Task directions:
Each record below must be retyped exactly, with nothing left out.

Data records for software interfaces:

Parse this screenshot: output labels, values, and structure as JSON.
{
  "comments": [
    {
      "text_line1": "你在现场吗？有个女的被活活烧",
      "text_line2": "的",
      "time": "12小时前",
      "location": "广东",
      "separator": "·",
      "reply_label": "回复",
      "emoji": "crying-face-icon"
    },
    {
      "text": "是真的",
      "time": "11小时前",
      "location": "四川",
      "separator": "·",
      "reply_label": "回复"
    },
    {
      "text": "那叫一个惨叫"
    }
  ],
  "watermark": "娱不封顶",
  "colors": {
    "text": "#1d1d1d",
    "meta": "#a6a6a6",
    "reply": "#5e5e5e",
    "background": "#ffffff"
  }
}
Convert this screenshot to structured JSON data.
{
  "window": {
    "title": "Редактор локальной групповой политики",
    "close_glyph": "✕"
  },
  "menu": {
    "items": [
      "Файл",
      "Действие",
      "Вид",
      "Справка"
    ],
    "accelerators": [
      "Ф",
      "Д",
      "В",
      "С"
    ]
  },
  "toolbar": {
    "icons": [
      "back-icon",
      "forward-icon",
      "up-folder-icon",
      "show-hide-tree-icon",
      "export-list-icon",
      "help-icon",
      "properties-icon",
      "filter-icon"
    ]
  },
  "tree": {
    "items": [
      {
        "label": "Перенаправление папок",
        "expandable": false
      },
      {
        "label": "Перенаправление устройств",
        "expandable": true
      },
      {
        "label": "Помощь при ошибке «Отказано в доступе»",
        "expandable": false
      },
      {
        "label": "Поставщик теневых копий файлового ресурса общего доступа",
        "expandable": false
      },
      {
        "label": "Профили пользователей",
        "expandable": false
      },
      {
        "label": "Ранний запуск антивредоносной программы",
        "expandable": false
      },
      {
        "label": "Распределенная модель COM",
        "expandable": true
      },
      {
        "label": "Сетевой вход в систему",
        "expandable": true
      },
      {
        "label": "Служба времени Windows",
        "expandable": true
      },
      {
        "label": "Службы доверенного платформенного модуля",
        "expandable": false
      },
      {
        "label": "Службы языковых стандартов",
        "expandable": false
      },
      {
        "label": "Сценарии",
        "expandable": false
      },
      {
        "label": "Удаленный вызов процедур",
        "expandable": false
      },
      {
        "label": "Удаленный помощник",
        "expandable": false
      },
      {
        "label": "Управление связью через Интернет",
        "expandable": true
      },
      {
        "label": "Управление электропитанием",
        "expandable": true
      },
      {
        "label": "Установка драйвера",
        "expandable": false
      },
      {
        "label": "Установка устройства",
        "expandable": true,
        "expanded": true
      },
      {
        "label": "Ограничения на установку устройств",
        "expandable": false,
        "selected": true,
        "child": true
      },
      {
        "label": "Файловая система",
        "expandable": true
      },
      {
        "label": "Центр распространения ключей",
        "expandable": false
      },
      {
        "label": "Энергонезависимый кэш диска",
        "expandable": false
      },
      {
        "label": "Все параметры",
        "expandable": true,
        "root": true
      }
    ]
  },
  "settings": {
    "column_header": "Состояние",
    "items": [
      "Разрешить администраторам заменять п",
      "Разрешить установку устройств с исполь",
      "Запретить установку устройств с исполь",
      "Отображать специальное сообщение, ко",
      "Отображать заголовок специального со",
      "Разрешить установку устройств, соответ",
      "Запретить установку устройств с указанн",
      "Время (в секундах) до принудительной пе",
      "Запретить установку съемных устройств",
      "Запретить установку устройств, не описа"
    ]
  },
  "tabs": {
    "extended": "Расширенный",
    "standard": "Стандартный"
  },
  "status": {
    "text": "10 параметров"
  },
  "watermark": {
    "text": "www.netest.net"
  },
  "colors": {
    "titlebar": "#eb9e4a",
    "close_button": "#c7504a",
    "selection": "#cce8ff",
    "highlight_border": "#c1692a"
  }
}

Response for this exercise:
Parse this screenshot: output labels, values, and structure as JSON.
{
  "comments": [
    {
      "text_line1": "你在现场吗？有个女的被活活烧",
      "text_line2": "的",
      "time": "12小时前",
      "location": "广东",
      "separator": "·",
      "reply_label": "回复",
      "emoji": "crying-face-icon"
    },
    {
      "text": "是真的",
      "time": "11小时前",
      "location": "四川",
      "separator": "·",
      "reply_label": "回复"
    },
    {
      "text": "那叫一个惨叫"
    }
  ],
  "watermark": "娱不封顶",
  "colors": {
    "text": "#1d1d1d",
    "meta": "#a6a6a6",
    "reply": "#5e5e5e",
    "background": "#ffffff"
  }
}
Convert this screenshot to structured JSON data.
{
  "window": {
    "title": "Редактор локальной групповой политики",
    "close_glyph": "✕"
  },
  "menu": {
    "items": [
      "Файл",
      "Действие",
      "Вид",
      "Справка"
    ],
    "accelerators": [
      "Ф",
      "Д",
      "В",
      "С"
    ]
  },
  "toolbar": {
    "icons": [
      "back-icon",
      "forward-icon",
      "up-folder-icon",
      "show-hide-tree-icon",
      "export-list-icon",
      "help-icon",
      "properties-icon",
      "filter-icon"
    ]
  },
  "tree": {
    "items": [
      {
        "label": "Перенаправление папок",
        "expandable": false
      },
      {
        "label": "Перенаправление устройств",
        "expandable": true
      },
      {
        "label": "Помощь при ошибке «Отказано в доступе»",
        "expandable": false
      },
      {
        "label": "Поставщик теневых копий файлового ресурса общего доступа",
        "expandable": false
      },
      {
        "label": "Профили пользователей",
        "expandable": false
      },
      {
        "label": "Ранний запуск антивредоносной программы",
        "expandable": false
      },
      {
        "label": "Распределенная модель COM",
        "expandable": true
      },
      {
        "label": "Сетевой вход в систему",
        "expandable": true
      },
      {
        "label": "Служба времени Windows",
        "expandable": true
      },
      {
        "label": "Службы доверенного платформенного модуля",
        "expandable": false
      },
      {
        "label": "Службы языковых стандартов",
        "expandable": false
      },
      {
        "label": "Сценарии",
        "expandable": false
      },
      {
        "label": "Удаленный вызов процедур",
        "expandable": false
      },
      {
        "label": "Удаленный помощник",
        "expandable": false
      },
      {
        "label": "Управление связью через Интернет",
        "expandable": true
      },
      {
        "label": "Управление электропитанием",
        "expandable": true
      },
      {
        "label": "Установка драйвера",
        "expandable": false
      },
      {
        "label": "Установка устройства",
        "expandable": true,
        "expanded": true
      },
      {
        "label": "Ограничения на установку устройств",
        "expandable": false,
        "selected": true,
        "child": true
      },
      {
        "label": "Файловая система",
        "expandable": true
      },
      {
        "label": "Центр распространения ключей",
        "expandable": false
      },
      {
        "label": "Энергонезависимый кэш диска",
        "expandable": false
      },
      {
        "label": "Все параметры",
        "expandable": true,
        "root": true
      }
    ]
  },
  "settings": {
    "column_header": "Состояние",
    "items": [
      "Разрешить администраторам заменять п",
      "Разрешить установку устройств с исполь",
      "Запретить установку устройств с исполь",
      "Отображать специальное сообщение, ко",
      "Отображать заголовок специального со",
      "Разрешить установку устройств, соответ",
      "Запретить установку устройств с указанн",
      "Время (в секундах) до принудительной пе",
      "Запретить установку съемных устройств",
      "Запретить установку устройств, не описа"
    ]
  },
  "tabs": {
    "extended": "Расширенный",
    "standard": "Стандартный"
  },
  "status": {
    "text": "10 параметров"
  },
  "watermark": {
    "text": "www.netest.net"
  },
  "colors": {
    "titlebar": "#eb9e4a",
    "close_button": "#c7504a",
    "selection": "#cce8ff",
    "highlight_border": "#c1692a"
  }
}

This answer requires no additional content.